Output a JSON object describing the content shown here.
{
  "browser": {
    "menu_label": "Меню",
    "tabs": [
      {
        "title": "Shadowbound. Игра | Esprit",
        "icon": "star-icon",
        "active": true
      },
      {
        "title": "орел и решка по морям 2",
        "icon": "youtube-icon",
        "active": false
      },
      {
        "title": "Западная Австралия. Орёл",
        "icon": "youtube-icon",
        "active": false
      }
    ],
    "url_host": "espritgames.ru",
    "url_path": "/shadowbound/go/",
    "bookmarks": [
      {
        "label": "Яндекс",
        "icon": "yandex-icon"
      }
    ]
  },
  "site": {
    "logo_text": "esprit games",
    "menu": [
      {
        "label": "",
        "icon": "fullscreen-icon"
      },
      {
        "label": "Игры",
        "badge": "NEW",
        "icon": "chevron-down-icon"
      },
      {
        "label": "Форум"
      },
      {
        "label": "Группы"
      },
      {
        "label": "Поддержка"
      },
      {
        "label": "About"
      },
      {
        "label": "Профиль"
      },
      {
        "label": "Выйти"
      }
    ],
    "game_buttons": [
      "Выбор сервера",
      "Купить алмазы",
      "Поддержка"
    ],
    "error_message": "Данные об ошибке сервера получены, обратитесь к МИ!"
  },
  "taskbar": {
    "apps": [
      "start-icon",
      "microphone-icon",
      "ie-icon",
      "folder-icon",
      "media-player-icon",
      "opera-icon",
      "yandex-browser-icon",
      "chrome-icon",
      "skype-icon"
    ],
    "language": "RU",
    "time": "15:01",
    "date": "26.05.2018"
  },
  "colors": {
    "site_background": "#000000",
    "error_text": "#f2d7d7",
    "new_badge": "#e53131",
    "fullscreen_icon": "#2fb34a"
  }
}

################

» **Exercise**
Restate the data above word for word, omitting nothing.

» **Solution below**
Output a JSON object describing the content shown here.
{
  "browser": {
    "menu_label": "Меню",
    "tabs": [
      {
        "title": "Shadowbound. Игра | Esprit",
        "icon": "star-icon",
        "active": true
      },
      {
        "title": "орел и решка по морям 2",
        "icon": "youtube-icon",
        "active": false
      },
      {
        "title": "Западная Австралия. Орёл",
        "icon": "youtube-icon",
        "active": false
      }
    ],
    "url_host": "espritgames.ru",
    "url_path": "/shadowbound/go/",
    "bookmarks": [
      {
        "label": "Яндекс",
        "icon": "yandex-icon"
      }
    ]
  },
  "site": {
    "logo_text": "esprit games",
    "menu": [
      {
        "label": "",
        "icon": "fullscreen-icon"
      },
      {
        "label": "Игры",
        "badge": "NEW",
        "icon": "chevron-down-icon"
      },
      {
        "label": "Форум"
      },
      {
        "label": "Группы"
      },
      {
        "label": "Поддержка"
      },
      {
        "label": "About"
      },
      {
        "label": "Профиль"
      },
      {
        "label": "Выйти"
      }
    ],
    "game_buttons": [
      "Выбор сервера",
      "Купить алмазы",
      "Поддержка"
    ],
    "error_message": "Данные об ошибке сервера получены, обратитесь к МИ!"
  },
  "taskbar": {
    "apps": [
      "start-icon",
      "microphone-icon",
      "ie-icon",
      "folder-icon",
      "media-player-icon",
      "opera-icon",
      "yandex-browser-icon",
      "chrome-icon",
      "skype-icon"
    ],
    "language": "RU",
    "time": "15:01",
    "date": "26.05.2018"
  },
  "colors": {
    "site_background": "#000000",
    "error_text": "#f2d7d7",
    "new_badge": "#e53131",
    "fullscreen_icon": "#2fb34a"
  }
}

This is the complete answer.